Cue the sad violin solo. From April through July, the pandemic hammered San Antonio's creative sector to the tune of 15,639 jobs and $552 million in sales, a new report shows.
The report, which examines the economic impact of COVID-19, was published August 11 by the Brookings Institution think tank. It estimates that during the four-month span from April 1 through July 31, San Antonio racked up a cumulative 32.8 percent loss of jobs and a cumulative 11 percent loss in sales connected to the creative sector.
According to the Texas Cultural Trust, 6 percent of the local workforce was employed in the creative sector in 2017. That includes fine arts, performing arts, music, film, fashion, and design.
Among Texas metro areas, San Antonio experienced the biggest percentage drops in both jobs and sales during the four-month period covered by the report.
“The creative economy — which is so critical to our overall economy, our society, and our culture — is under grave threat from the COVID-19 crisis,” the report says. “Imagine our cities and communities devoid of arts and culture, with no concerts, no theaters, and no art galleries. For the creative economy to survive and thrive again, a broad-based recovery strategy is needed.”
Obviously, the city's creative sector isn’t alone. Here are the estimated cumulative losses for April through July in the state’s three other major metros:
- Austin — 28,852 jobs (32.6 percent) and $1.26 billion in sales (9.2 percent). According to the Texas Cultural Trust, 11.1 percent of the local workforce was employed in the creative sector in 2017.

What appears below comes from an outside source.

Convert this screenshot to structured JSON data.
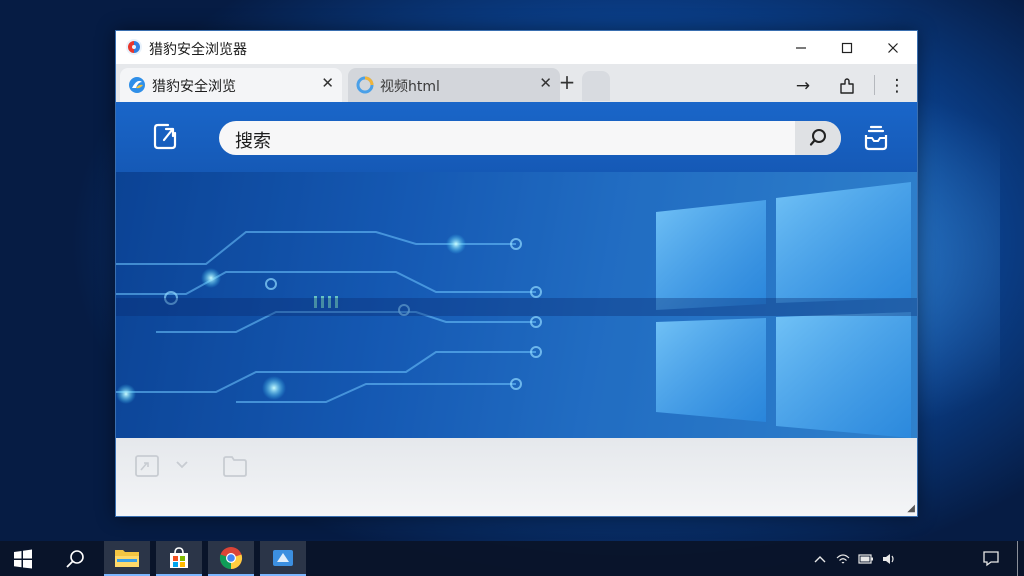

- Dallas-Fort Worth — 62,485 jobs (31.1 percent decline) and nearly $2.77 billion in sales (9.5 percent decline). According to the Texas Cultural Trust, 8.5 percent of the region’s workforce was employed in the creative sector in 2017.

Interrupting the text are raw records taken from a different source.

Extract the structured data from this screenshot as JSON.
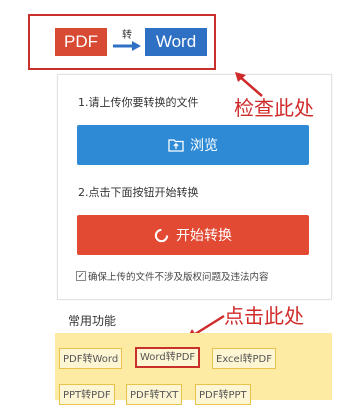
{
  "header": {
    "from_format": "PDF",
    "to_format": "Word",
    "connector_text": "转"
  },
  "upload": {
    "step1_text": "1.请上传你要转换的文件",
    "browse_label": "浏览",
    "step2_text": "2.点击下面按钮开始转换",
    "start_label": "开始转换",
    "consent_text": "确保上传的文件不涉及版权问题及违法内容",
    "consent_checked": true
  },
  "annotations": {
    "check_here": "检查此处",
    "click_here": "点击此处"
  },
  "common": {
    "title": "常用功能",
    "items": [
      {
        "label": "PDF转Word",
        "selected": false
      },
      {
        "label": "Word转PDF",
        "selected": true
      },
      {
        "label": "Excel转PDF",
        "selected": false
      },
      {
        "label": "PPT转PDF",
        "selected": false
      },
      {
        "label": "PDF转TXT",
        "selected": false
      },
      {
        "label": "PDF转PPT",
        "selected": false
      }
    ]
  },
  "colors": {
    "accent_red": "#e24a33",
    "accent_blue": "#2f8ad6",
    "annotation_red": "#d02b2b",
    "panel_yellow": "#fdeaa3"
  },
  "icons": [
    "folder-upload-icon",
    "spinner-icon",
    "arrow-right-icon",
    "checkbox-icon"
  ]
}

- Houston — 42,587 jobs (32.5 percent loss) and nearly $1.6 billion in sales (10.6 percent loss). The trust says 7.6 percent of the Houston area’s workforce was employed in the creative sector in 2017.